After I grew up I joined the Navy and moved far away for several years but tried to get back there some. Papaw got cancer sometime during the late 80's early 90's but that information was not really shared or talked about.

In the early 90's I went to visit with my husband Chad (who was also active duty Navy) and Papaw called us aside and gave me a beautiful gold nugget ring with a solid gold Mexican peso in it. I was a little surprised because I wasn't aware of just how sick he was. He didn't look bad, just older and a bit tired. He said he knew I had always liked that ring and wanted me to have it. He also said that he was afraid if he didn't give it to me while he was still alive that Grandma wouldn't part with it and he really wanted me to have it. That threw me a bit. I shushed him and said he wasn't going anywhere anytime soon and Chad agreed. It was then that it began to dawn on me things were not going well with the cancer treatment.

I found out later that he had been given six months to live but he actually lived six years.
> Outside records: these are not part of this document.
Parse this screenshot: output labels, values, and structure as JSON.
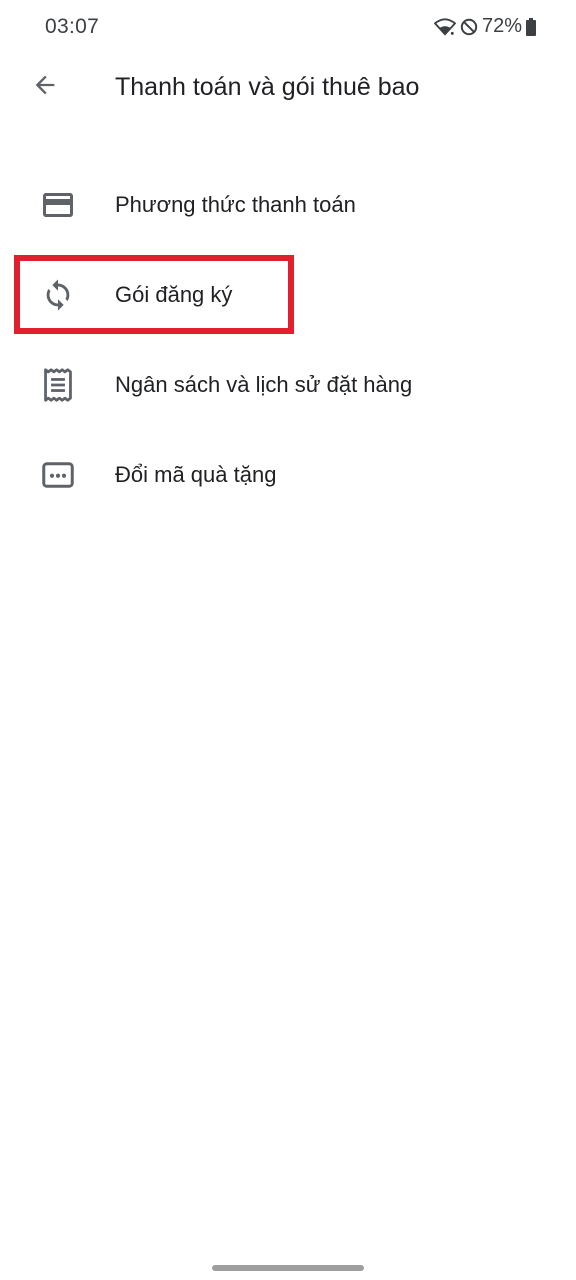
{
  "status_bar": {
    "time": "03:07",
    "battery": "72%"
  },
  "header": {
    "title": "Thanh toán và gói thuê bao"
  },
  "menu": {
    "items": [
      {
        "label": "Phương thức thanh toán",
        "icon": "credit-card-icon"
      },
      {
        "label": "Gói đăng ký",
        "icon": "refresh-icon"
      },
      {
        "label": "Ngân sách và lịch sử đặt hàng",
        "icon": "receipt-icon"
      },
      {
        "label": "Đổi mã quà tặng",
        "icon": "redeem-code-icon"
      }
    ]
  },
  "colors": {
    "icon": "#5f6368",
    "highlight": "#e0202c",
    "text": "#202124"
  }
}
It had to be the fact he was so hard core and no one tells an Army Drill Sergeant what to do, including giving up the fight to live. The last time I saw him and he was still at living home he was walking with a cane, miserable at not being able to hunt and fish and so unhappy about his lack of mobility. I found out later his cancer and spread from his prostate to his bones. An experimental chemo cocktail that he agreed to take had ended up doing more harm than good. His immune system shot, he succumbed to pneumonia in the summer of 1994.

I noticed he had mellowed in the last few years of his life. He began to say I love you more, hugged longer, became almost touchy-feely, which was so unlike the man I lived with. He became softer and easier to love. He was slower to anger, as a matter of fact his temper seemed to disappear altogether.

Chad and I had just separated and were discussing permanent dissolution of our marriage when Papaw died. It blindsided us both. Chad and Papaw had a great relationship and much mutual respect for one another. Our families did not know we had separated and Papaw's passing was not the time to tell them so we kept silent about it. Grandma asked that Chad do the military honors for my Grandfather and he did. At the funeral I watched Chad perform; under enormous emotional pressure, an act of service to my veteran Grandfather that I appreciate to this day. Even as our marriage was falling apart, with so many questions looming about the future of "us," and our two-year old daughter Alyssa, Chad brought honor, dignity and grace to my Papaws funeral and honored my Grandmother's wish that not just any soldier do the honors-she wanted him honored by Chad.

I found out something else I didn't know about my Papaw at the funeral. I did not know he was a man of God-that he had accepted Jesus as his Lord and Savior before he died and it wasn't a deathbed conversion. He had been saved for a good while before he took a turn for the worst. Even though I was not a Christian at that time it gave me great comfort to know that he would spend all of eternity in Heaven. Six years later I totally surrendered my life to Christ and it gives me so much joy to know that I have all of eternity to spend with Papaw and Grandma in Heaven, making up for the time lost and wasted apart here on earth.

I wanted to put my memories of Papaw somewhere because it was important to me for many reasons. I want my younger siblings to know things about him that they never got the chance to experience first-hand. His wit, his patriotism, and even his mistakes. I wanted a preservation of what I knew of him and any other family members who want to email me your memories or pictures of him I will gladly post them here.